■ Problem:
Return every line from the records below in which the word "você" is found.
########################################
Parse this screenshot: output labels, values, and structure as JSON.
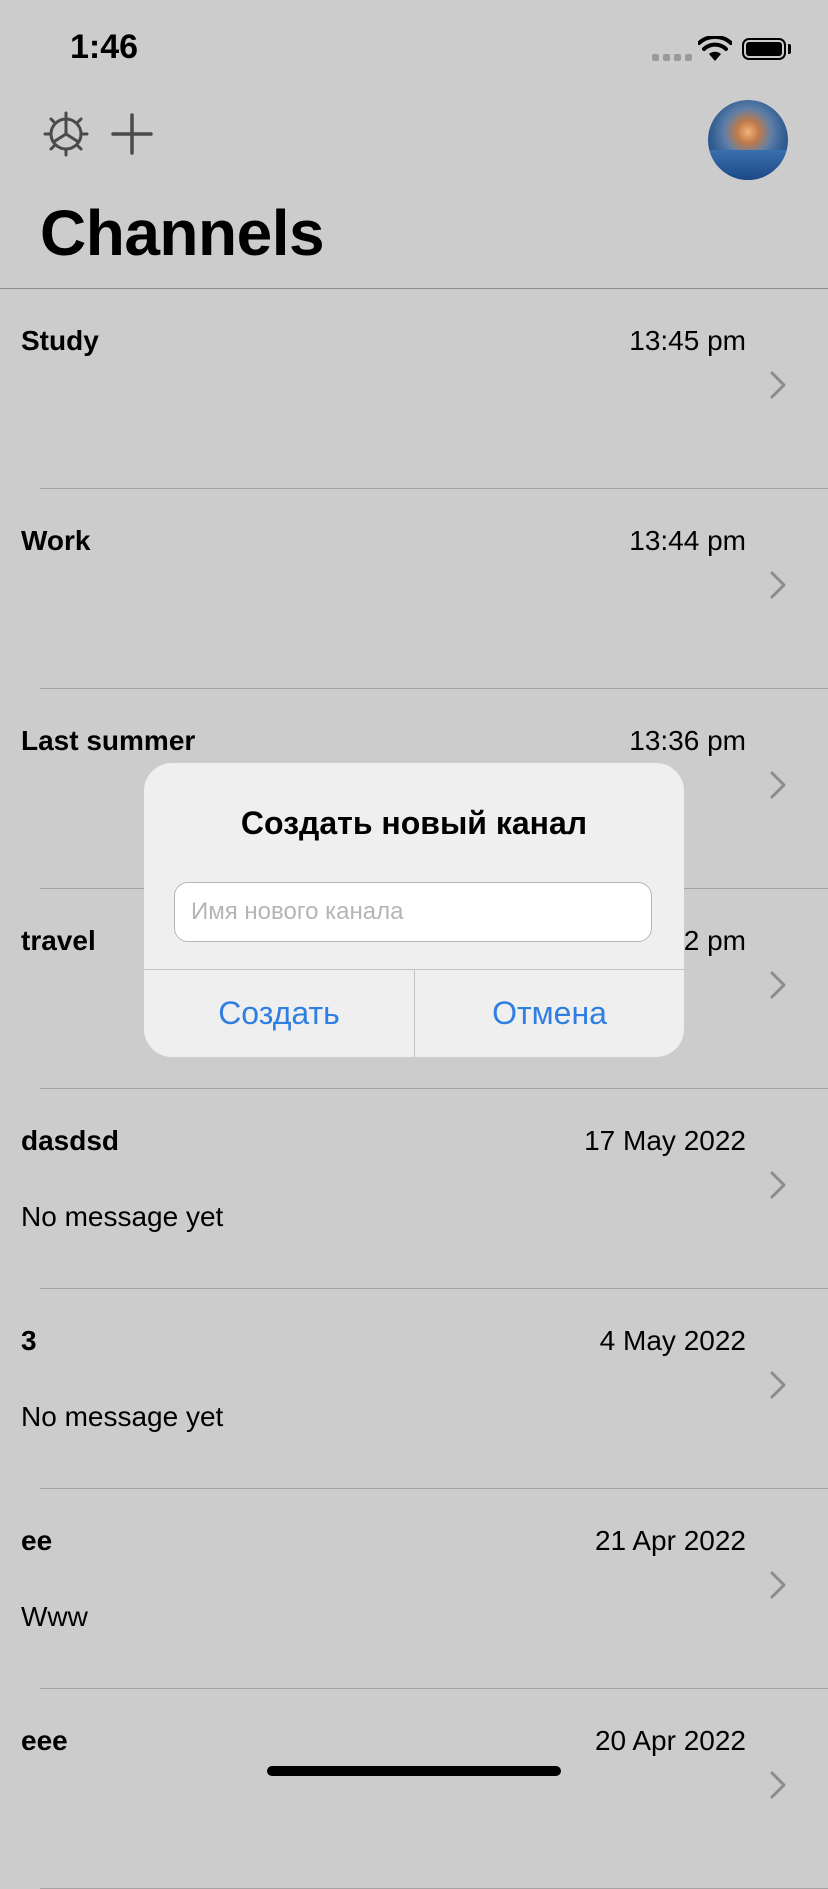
{
  "status_bar": {
    "time": "1:46"
  },
  "nav": {
    "title": "Channels",
    "icons": [
      "gear-icon",
      "plus-icon"
    ]
  },
  "channels": [
    {
      "name": "Study",
      "date": "13:45 pm",
      "message": ""
    },
    {
      "name": "Work",
      "date": "13:44 pm",
      "message": ""
    },
    {
      "name": "Last summer",
      "date": "13:36 pm",
      "message": ""
    },
    {
      "name": "travel",
      "date": "13:32 pm",
      "message": ""
    },
    {
      "name": "dasdsd",
      "date": "17 May 2022",
      "message": "No message yet"
    },
    {
      "name": "3",
      "date": "4 May 2022",
      "message": "No message yet"
    },
    {
      "name": "ee",
      "date": "21 Apr 2022",
      "message": "Www"
    },
    {
      "name": "eee",
      "date": "20 Apr 2022",
      "message": ""
    }
  ],
  "dialog": {
    "title": "Создать новый канал",
    "input_placeholder": "Имя нового канала",
    "input_value": "",
    "create_label": "Создать",
    "cancel_label": "Отмена"
  },
  "colors": {
    "accent": "#2f7fe3",
    "background": "#cccccc",
    "dialog": "#efefef"
  }
}
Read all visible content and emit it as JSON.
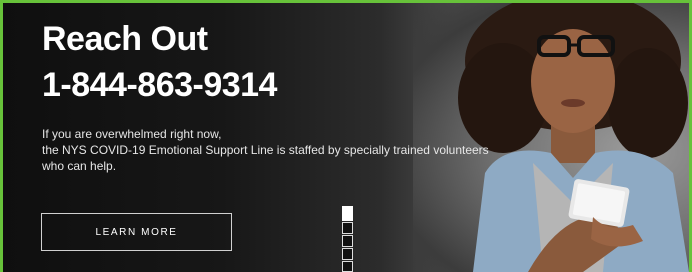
{
  "banner": {
    "headline": "Reach Out",
    "phone": "1-844-863-9314",
    "body_lines": [
      "If you are overwhelmed right now,",
      "the NYS COVID-19 Emotional Support Line is staffed by specially trained volunteers",
      "who can help."
    ],
    "cta_label": "LEARN MORE"
  },
  "colors": {
    "frame_green": "#67c23a",
    "text": "#ffffff",
    "background_dark": "#111111"
  },
  "icons": {
    "indicator": "slide-indicator-icon"
  }
}
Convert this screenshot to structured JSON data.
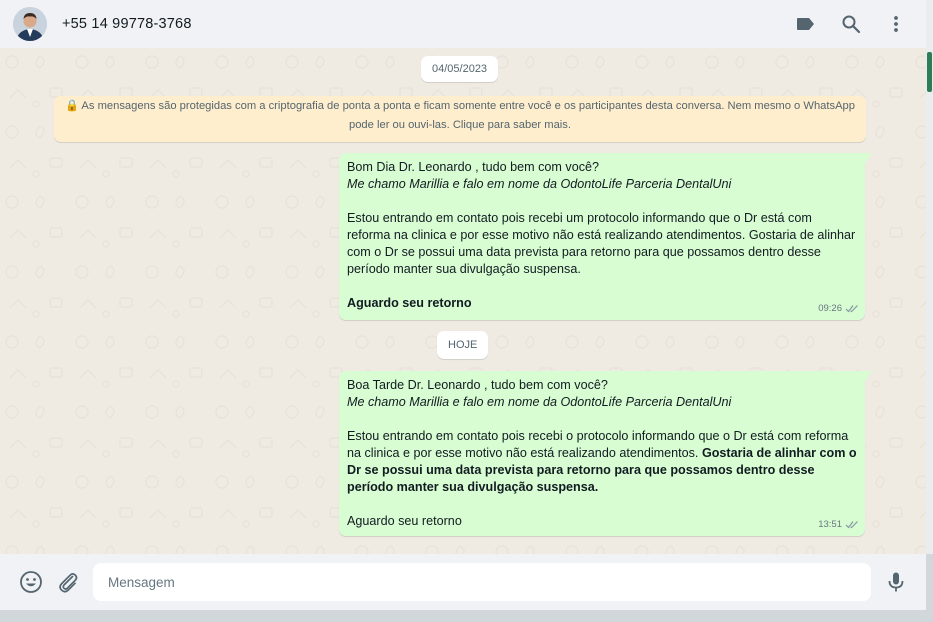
{
  "header": {
    "contact_name": "+55 14 99778-3768",
    "icons": [
      "label-icon",
      "search-icon",
      "menu-icon"
    ]
  },
  "chat": {
    "date_chip_1": "04/05/2023",
    "encryption_notice_line1": "🔒 As mensagens são protegidas com a criptografia de ponta a ponta e ficam somente entre você e os participantes desta conversa. Nem mesmo o WhatsApp",
    "encryption_notice_line2": "pode ler ou ouvi-las. Clique para saber mais.",
    "messages": [
      {
        "greeting": "Bom Dia Dr. Leonardo , tudo bem com você?",
        "intro": "Me chamo Marillia e falo em nome da OdontoLife Parceria DentalUni",
        "body": "Estou entrando em contato pois recebi um protocolo informando que o Dr está com reforma na clinica e por esse motivo não está realizando atendimentos. Gostaria de alinhar com o Dr se possui uma data prevista para retorno para que possamos dentro desse período manter sua divulgação suspensa.",
        "closing": "Aguardo seu retorno",
        "time": "09:26"
      },
      {
        "greeting": "Boa Tarde Dr. Leonardo , tudo bem com você?",
        "intro": "Me chamo Marillia e falo em nome da OdontoLife Parceria DentalUni",
        "body_plain": "Estou entrando em contato pois recebi o protocolo informando que o Dr está com reforma na clinica e por esse motivo não está realizando atendimentos. ",
        "body_bold": "Gostaria de alinhar com o Dr se possui uma data prevista para retorno para que possamos dentro desse período manter sua divulgação suspensa.",
        "closing": "Aguardo seu retorno",
        "time": "13:51"
      }
    ],
    "date_chip_2": "HOJE"
  },
  "footer": {
    "placeholder": "Mensagem",
    "icons": [
      "emoji-icon",
      "attach-icon",
      "microphone-icon"
    ]
  },
  "colors": {
    "outgoing_bubble": "#d9fdd3",
    "chat_background": "#efeae2",
    "notice_background": "#ffeecd",
    "header_background": "#f0f2f5",
    "read_ticks": "#8696a0"
  }
}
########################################
■ Written response:
    "encryption_notice_line1": "🔒 As mensagens são protegidas com a criptografia de ponta a ponta e ficam somente entre você e os participantes desta conversa. Nem mesmo o WhatsApp",
        "greeting": "Bom Dia Dr. Leonardo , tudo bem com você?",
        "greeting": "Boa Tarde Dr. Leonardo , tudo bem com você?",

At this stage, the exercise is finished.